The data:

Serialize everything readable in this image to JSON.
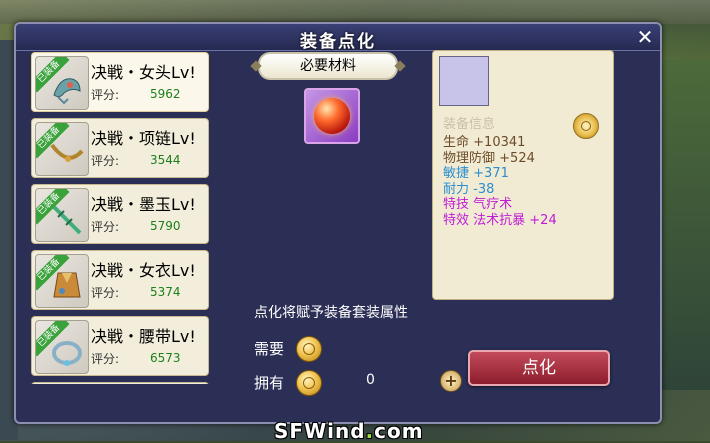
{
  "dialog": {
    "title": "装备点化",
    "close_label": "✕"
  },
  "items": [
    {
      "name": "决戦・女头Lv!",
      "score_label": "评分:",
      "score": "5962",
      "tag": "已装备",
      "icon": "headgear-icon",
      "selected": true
    },
    {
      "name": "决戦・项链Lv!",
      "score_label": "评分:",
      "score": "3544",
      "tag": "已装备",
      "icon": "necklace-icon",
      "selected": false
    },
    {
      "name": "决戦・墨玉Lv!",
      "score_label": "评分:",
      "score": "5790",
      "tag": "已装备",
      "icon": "jade-sword-icon",
      "selected": false
    },
    {
      "name": "决戦・女衣Lv!",
      "score_label": "评分:",
      "score": "5374",
      "tag": "已装备",
      "icon": "robe-icon",
      "selected": false
    },
    {
      "name": "决戦・腰带Lv!",
      "score_label": "评分:",
      "score": "6573",
      "tag": "已装备",
      "icon": "belt-icon",
      "selected": false
    }
  ],
  "material": {
    "banner": "必要材料",
    "icon": "fire-orb-icon"
  },
  "info": {
    "header": "装备信息",
    "stats": [
      {
        "label": "生命",
        "value": "+10341",
        "color": "#6b4b2a"
      },
      {
        "label": "物理防御",
        "value": "+524",
        "color": "#6b4b2a"
      },
      {
        "label": "敏捷",
        "value": "+371",
        "color": "#2a8ed0"
      },
      {
        "label": "耐力",
        "value": "-38",
        "color": "#2a8ed0"
      },
      {
        "label": "特技",
        "value": "气疗术",
        "color": "#c11ad6"
      },
      {
        "label": "特效",
        "value": "法术抗暴 +24",
        "color": "#c11ad6"
      }
    ]
  },
  "bottom": {
    "description": "点化将赋予装备套装属性",
    "need_label": "需要",
    "own_label": "拥有",
    "own_value": "0",
    "plus_label": "+",
    "action_label": "点化"
  },
  "watermark": {
    "part1": "SFWind",
    "dot": ".",
    "part2": "com"
  }
}
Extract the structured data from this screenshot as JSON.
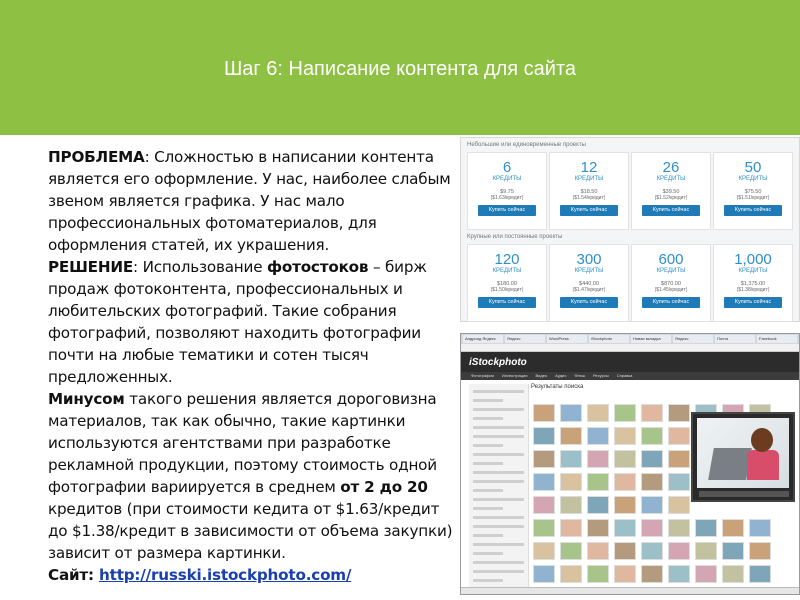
{
  "header": {
    "title": "Шаг 6: Написание контента для сайта",
    "color": "#8dc043"
  },
  "content": {
    "problem_label": "ПРОБЛЕМА",
    "problem_text": ": Сложностью в написании контента является его оформление. У нас, наиболее слабым звеном является графика. У нас мало профессиональных фотоматериалов, для оформления статей, их украшения.",
    "solution_label": "РЕШЕНИЕ",
    "solution_text_1": ": Использование ",
    "solution_bold": "фотостоков",
    "solution_text_2": " – бирж продаж фотоконтента, профессиональных и любительских фотографий. Такие собрания фотографий, позволяют находить фотографии почти на любые тематики и сотен тысяч предложенных.",
    "minus_label": "Минусом",
    "minus_text_1": " такого решения является дороговизна материалов, так как обычно, такие картинки используются агентствами при разработке рекламной продукции, поэтому стоимость одной фотографии вариируется в среднем ",
    "minus_bold": "от  2 до 20",
    "minus_text_2": " кредитов (при стоимости кедита от $1.63/кредит до $1.38/кредит в зависимости от объема закупки) зависит от размера картинки.",
    "site_label": "Сайт",
    "site_colon": ": ",
    "site_link": "http://russki.istockphoto.com/"
  },
  "pricing_screenshot": {
    "section1_label": "Небольшие или единовременные проекты",
    "section2_label": "Крупные или постоянные проекты",
    "buy_label": "Купить сейчас",
    "credits_label": "КРЕДИТЫ",
    "row1": [
      {
        "credits": "6",
        "price": "$9.75",
        "per": "($1.63/кредит)"
      },
      {
        "credits": "12",
        "price": "$18.50",
        "per": "($1.54/кредит)"
      },
      {
        "credits": "26",
        "price": "$39.50",
        "per": "($1.52/кредит)"
      },
      {
        "credits": "50",
        "price": "$75.50",
        "per": "($1.51/кредит)"
      }
    ],
    "row2": [
      {
        "credits": "120",
        "price": "$180.00",
        "per": "($1.50/кредит)"
      },
      {
        "credits": "300",
        "price": "$440.00",
        "per": "($1.47/кредит)"
      },
      {
        "credits": "600",
        "price": "$870.00",
        "per": "($1.45/кредит)"
      },
      {
        "credits": "1,000",
        "price": "$1,375.00",
        "per": "($1.38/кредит)"
      }
    ]
  },
  "istock_screenshot": {
    "logo": "iStockphoto",
    "results_title": "Результаты поиска",
    "nav": [
      "Фотографии",
      "Иллюстрации",
      "Видео",
      "Аудио",
      "Флэш",
      "Ресурсы",
      "Справка"
    ],
    "tabs": [
      "Андроид Яндекс",
      "Яндекс",
      "WordPress",
      "iStockphoto",
      "Новая вкладка",
      "Яндекс",
      "Почта",
      "Facebook"
    ]
  }
}
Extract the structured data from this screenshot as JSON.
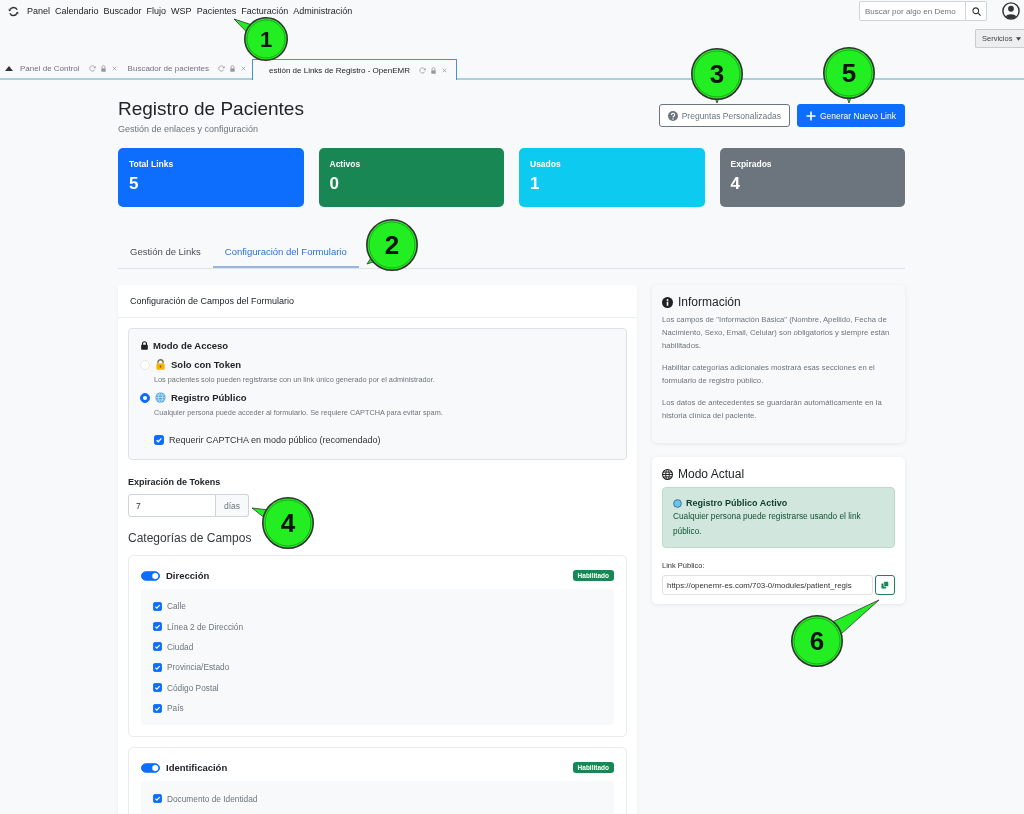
{
  "top_nav": {
    "items": [
      {
        "label": "Panel"
      },
      {
        "label": "Calendario"
      },
      {
        "label": "Buscador"
      },
      {
        "label": "Flujo"
      },
      {
        "label": "WSP"
      },
      {
        "label": "Pacientes"
      },
      {
        "label": "Facturación"
      },
      {
        "label": "Administración"
      }
    ],
    "search": {
      "placeholder": "Buscar por algo en Demo"
    },
    "services_button": "Servicios"
  },
  "tabs": [
    {
      "label": "Panel de Control",
      "selected": false
    },
    {
      "label": "Buscador de pacientes",
      "selected": false
    },
    {
      "label": "estión de Links de Registro - OpenEMR",
      "selected": true
    }
  ],
  "header": {
    "title": "Registro de Pacientes",
    "subtitle": "Gestión de enlaces y configuración",
    "buttons": [
      {
        "label": "Preguntas Personalizadas",
        "kind": "outline"
      },
      {
        "label": "Generar Nuevo Link",
        "kind": "primary"
      }
    ]
  },
  "stats": [
    {
      "label": "Total Links",
      "value": "5",
      "color": "#0d6efd"
    },
    {
      "label": "Activos",
      "value": "0",
      "color": "#198754"
    },
    {
      "label": "Usados",
      "value": "1",
      "color": "#0dcaf0"
    },
    {
      "label": "Expirados",
      "value": "4",
      "color": "#6c757d"
    }
  ],
  "section_tabs": [
    {
      "label": "Gestión de Links",
      "selected": false
    },
    {
      "label": "Configuración del Formulario",
      "selected": true
    }
  ],
  "form_card": {
    "title": "Configuración de Campos del Formulario",
    "access_mode": {
      "title": "Modo de Acceso",
      "options": [
        {
          "label": "Solo con Token",
          "description": "Los pacientes solo pueden registrarse con un link único generado por el administrador.",
          "selected": false
        },
        {
          "label": "Registro Público",
          "description": "Cualquier persona puede acceder al formulario. Se requiere CAPTCHA para evitar spam.",
          "selected": true
        }
      ],
      "captcha": {
        "label": "Requerir CAPTCHA en modo público (recomendado)",
        "checked": true
      }
    },
    "token_expiration": {
      "label": "Expiración de Tokens",
      "value": "7",
      "unit": "días"
    },
    "categories_title": "Categorías de Campos",
    "categories": [
      {
        "name": "Dirección",
        "on": true,
        "badge": "Habilitado",
        "fields": [
          {
            "label": "Calle",
            "checked": true
          },
          {
            "label": "Línea 2 de Dirección",
            "checked": true
          },
          {
            "label": "Ciudad",
            "checked": true
          },
          {
            "label": "Provincia/Estado",
            "checked": true
          },
          {
            "label": "Código Postal",
            "checked": true
          },
          {
            "label": "País",
            "checked": true
          }
        ]
      },
      {
        "name": "Identificación",
        "on": true,
        "badge": "Habilitado",
        "fields": [
          {
            "label": "Documento de Identidad",
            "checked": true
          }
        ]
      }
    ]
  },
  "info_card": {
    "title": "Información",
    "paragraphs": [
      "Los campos de \"Información Básica\" (Nombre, Apellido, Fecha de Nacimiento, Sexo, Email, Celular) son obligatorios y siempre están habilitados.",
      "Habilitar categorías adicionales mostrará esas secciones en el formulario de registro público.",
      "Los datos de antecedentes se guardarán automáticamente en la historia clínica del paciente."
    ]
  },
  "mode_card": {
    "title": "Modo Actual",
    "alert": {
      "title": "Registro Público Activo",
      "text": "Cualquier persona puede registrarse usando el link público."
    },
    "link_label": "Link Público:",
    "link_value": "https://openemr-es.com/703-0/modules/patient_regis"
  },
  "callouts": [
    {
      "label": "1"
    },
    {
      "label": "2"
    },
    {
      "label": "3"
    },
    {
      "label": "4"
    },
    {
      "label": "5"
    },
    {
      "label": "6"
    }
  ]
}
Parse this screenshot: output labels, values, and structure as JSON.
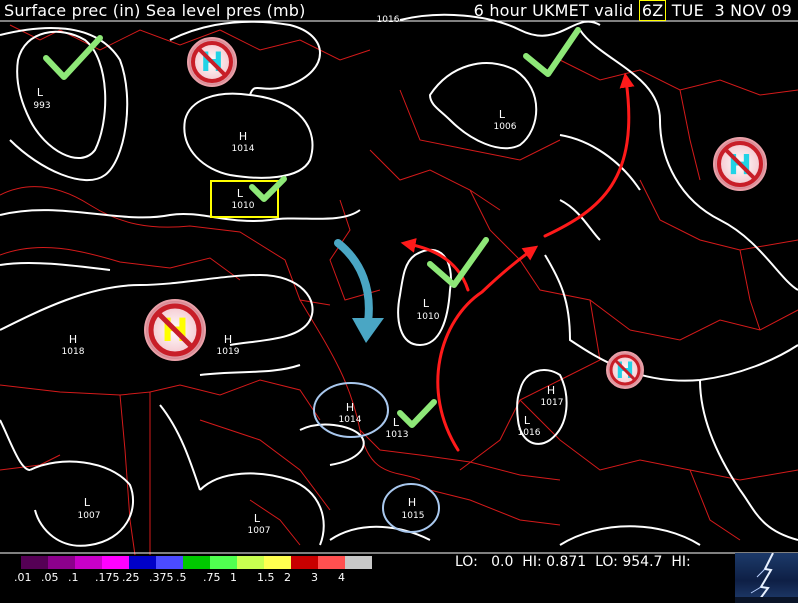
{
  "header": {
    "left_title": "Surface prec (in) Sea level pres (mb)",
    "right_prefix": "6 hour UKMET valid ",
    "valid_time": "6Z",
    "right_suffix": " TUE  3 NOV 09"
  },
  "pressure_labels": [
    {
      "type": "L",
      "value": "993"
    },
    {
      "type": "H",
      "value": "1014"
    },
    {
      "type": "L",
      "value": "1010"
    },
    {
      "type": "L",
      "value": "1006"
    },
    {
      "type": "L",
      "value": "1010"
    },
    {
      "type": "H",
      "value": "1018"
    },
    {
      "type": "H",
      "value": "1019"
    },
    {
      "type": "H",
      "value": "1014"
    },
    {
      "type": "L",
      "value": "1013"
    },
    {
      "type": "H",
      "value": "1017"
    },
    {
      "type": "L",
      "value": "1016"
    },
    {
      "type": "H",
      "value": "1015"
    },
    {
      "type": "L",
      "value": "1007"
    },
    {
      "type": "L",
      "value": "1007"
    },
    {
      "type": "",
      "value": "1016"
    }
  ],
  "no_high_symbols": [
    {
      "letter": "H",
      "letter_color": "#22d3e6"
    },
    {
      "letter": "H",
      "letter_color": "#ffff00"
    },
    {
      "letter": "H",
      "letter_color": "#22d3e6"
    },
    {
      "letter": "H",
      "letter_color": "#22d3e6"
    }
  ],
  "colors": {
    "isobar": "#ffffff",
    "borders": "#d41a1a",
    "flow_arrow": "#ff1a1a",
    "teal_arrow": "#4aa6c4",
    "check_mark": "#8ee878",
    "ellipse": "#a9c8ee",
    "highlight_box": "#ffff00",
    "no_symbol_ring": "#c81e28"
  },
  "legend": {
    "colors": [
      "#550055",
      "#8c008c",
      "#c800c8",
      "#ff00ff",
      "#0000c8",
      "#4b4bff",
      "#00c800",
      "#50ff50",
      "#c8ff50",
      "#ffff50",
      "#c80000",
      "#ff5050",
      "#c8c8c8"
    ],
    "labels": [
      ".01",
      ".05",
      ".1",
      ".175",
      ".25",
      ".375",
      ".5",
      ".75",
      "1",
      "1.5",
      "2",
      "3",
      "4"
    ],
    "stats": "LO:   0.0  HI: 0.871  LO: 954.7  HI:"
  }
}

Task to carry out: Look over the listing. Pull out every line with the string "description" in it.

Completed task:
    "description": "点化将赋予装备套装属性",
          "description": "Los pacientes solo pueden registrarse con un link único generado por el administrador.",
          "description": "Cualquier persona puede acceder al formulario. Se requiere CAPTCHA para evitar spam.",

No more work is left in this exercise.